An official appointed by the U.S. Supreme Court to oversee a lawsuit filed by Florida against Georgia over water use says he will issue an order providing for confidential talks among the states.
Robert I. Lancaster, a Maine attorney who is serving as special master in the case, in a conference call also called the media “relentless and ruthless” and said “they will do everything they can to publish everything that they can find out.”
Claiming that Georgia’s unchecked growth and water use was harming Apalachicola Bay oysters and the seafood industry, Florida Gov. Rick Scott in 2013 asked the Supreme Court to allocate water between the two states. The Supreme Court last November appointed Lancaster to oversee the case.
In March, Scott asked Georgia Gov. Nathan Deal to forward a proposal for resolving differences between the states. Scott’s letter was in response to Deal’s request in February to meet on the issue.
On April 2, Florida and Georgia together asked Lancaster to order that meetings, other communications and documents involving negotiations be kept confidential. In a telephone transcript filed Friday, Lancaster told attorneys from the states he would issue such an order.
“You can be sure that I will enter a confidentiality order shortly,” Lancaster said in the transcript of an April 7 conference call. “I have not taken a look at the — the points that you made; but if you’re confident that it would act as a shield from the freedom of access laws, that’s fine.”
Soon after he was appointed in November, Lancaster encouraged Florida and Georgia to work on settling the case while also urging them against talking to news reporters.
Lancaster told the states on a Dec. 1 conference call to “use restraint in correspondence with or discussions with the media.”
“My long-term experience with them is that they will take things out of context,” Lancaster said, “and you’ll be trying to explain them for the rest of your lives.”
Scott and Deal used a federal court order in 2010 to shield records involving water talks that led to Florida filing the 2013 lawsuit with the Supreme Court.
When Scott announced his lawsuit, he said Georgia had not negotiated in good faith over water. But Deal said his state had offered a “comprehensive framework” for a water agreement and Florida had never responded.
Both states refused to release records involving the talks because of the confidentiality order issued in 2010 by U.S. District Judge Paul A Magnuson. There have been no filings in that district court case since April 2013.
Alabama, Florida and Georgia have been fighting in federal court since 1990 over water from the Apalachicola, Chattahoochee and Flint rivers. Florida now says Alabama doesn’t need to be involved in the Supreme Court case because the dispute focuses on Georgia’s water use.
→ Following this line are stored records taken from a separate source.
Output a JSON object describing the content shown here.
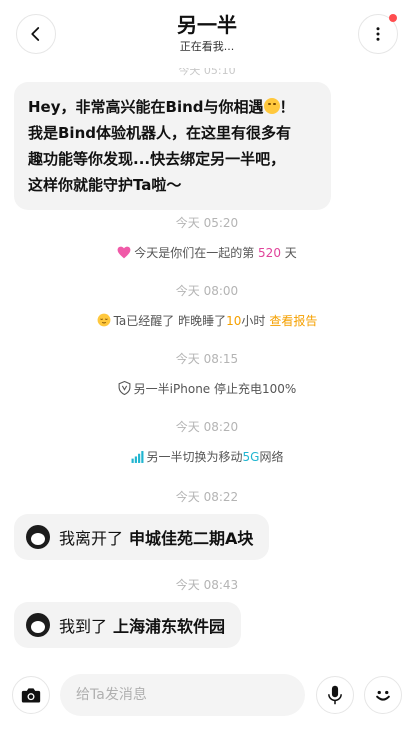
{
  "header": {
    "title": "另一半",
    "subtitle": "正在看我..."
  },
  "messages": {
    "ghost_time": "今天 05:10",
    "intro": {
      "line1_a": "Hey，非常高兴能在Bind与你相遇",
      "line1_b": "！",
      "line2": "我是Bind体验机器人，在这里有很多有",
      "line3": "趣功能等你发现...快去绑定另一半吧，",
      "line4": "这样你就能守护Ta啦～"
    },
    "t1": "今天 05:20",
    "anniv": {
      "prefix": "今天是你们在一起的第 ",
      "days": "520",
      "suffix": " 天"
    },
    "t2": "今天 08:00",
    "sleep": {
      "prefix": "Ta已经醒了 昨晚睡了",
      "hours": "10",
      "suffix": "小时",
      "link": "查看报告"
    },
    "t3": "今天 08:15",
    "charge": "另一半iPhone 停止充电100%",
    "t4": "今天 08:20",
    "network": {
      "prefix": "另一半切换为移动",
      "type": "5G",
      "suffix": "网络"
    },
    "t5": "今天 08:22",
    "leave": {
      "text": "我离开了",
      "place": "申城佳苑二期A块"
    },
    "t6": "今天 08:43",
    "arrive": {
      "text": "我到了",
      "place": "上海浦东软件园"
    }
  },
  "input": {
    "placeholder": "给Ta发消息"
  },
  "icons": {
    "back": "chevron-left-icon",
    "more": "more-vertical-icon",
    "camera": "camera-icon",
    "mic": "microphone-icon",
    "emoji": "smile-icon"
  },
  "colors": {
    "pink": "#e0439a",
    "orange": "#f5a000",
    "cyan": "#20b5d0",
    "badge": "#ff4d4f"
  }
}
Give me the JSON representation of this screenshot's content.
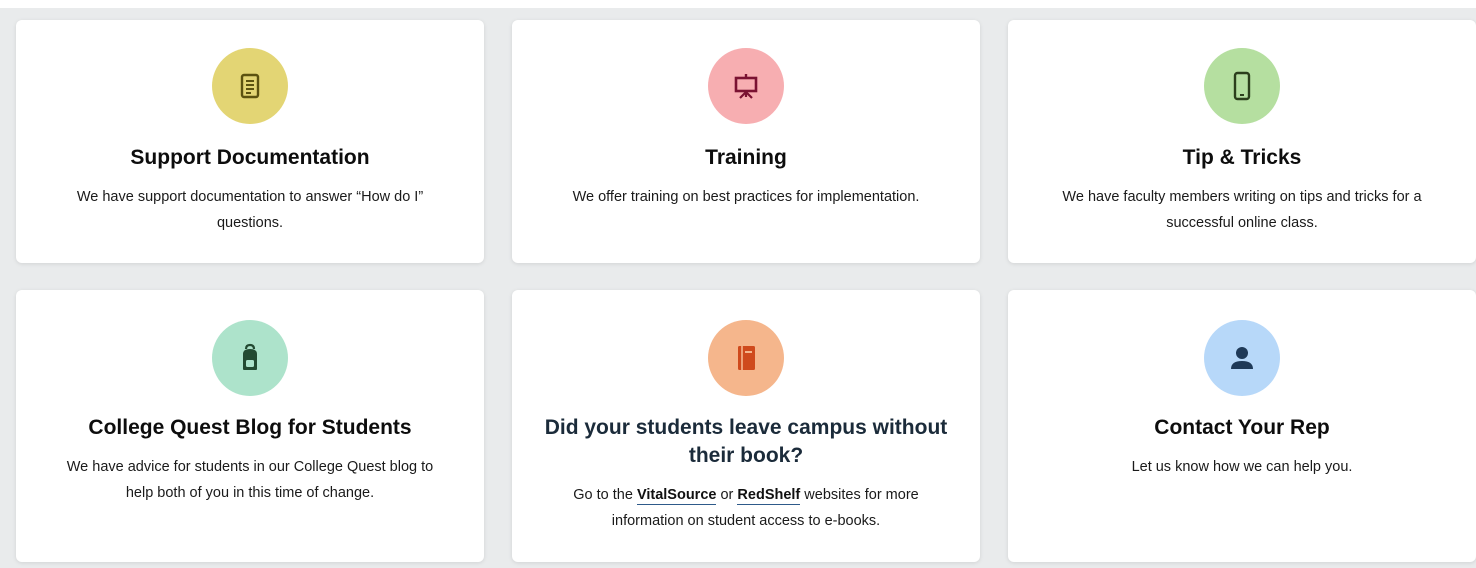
{
  "cards": [
    {
      "title": "Support Documentation",
      "description": "We have support documentation to answer “How do I” questions.",
      "icon": "document-icon",
      "icon_bg": "#e3d574",
      "icon_color": "#5c5210"
    },
    {
      "title": "Training",
      "description": "We offer training on best practices for implementation.",
      "icon": "presentation-board-icon",
      "icon_bg": "#f7aeb1",
      "icon_color": "#7a1232"
    },
    {
      "title": "Tip & Tricks",
      "description": "We have faculty members writing on tips and tricks for a successful online class.",
      "icon": "mobile-phone-icon",
      "icon_bg": "#b5dfa0",
      "icon_color": "#2c3f1c"
    },
    {
      "title": "College Quest Blog for Students",
      "description": "We have advice for students in our College Quest blog to help both of you in this time of change.",
      "icon": "backpack-icon",
      "icon_bg": "#ade3cb",
      "icon_color": "#234a32"
    },
    {
      "title": "Did your students leave campus without their book?",
      "description_prefix": "Go to the ",
      "link1": "VitalSource",
      "description_mid": " or ",
      "link2": "RedShelf",
      "description_suffix": " websites for more information on student access to e-books.",
      "icon": "book-icon",
      "icon_bg": "#f5b68c",
      "icon_color": "#cf4a1c"
    },
    {
      "title": "Contact Your Rep",
      "description": "Let us know how we can help you.",
      "icon": "person-icon",
      "icon_bg": "#b7d8f9",
      "icon_color": "#1f3a58"
    }
  ]
}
Bruce Ritchie (@bruceritchie) covers environment, energy and growth management in Tallahassee.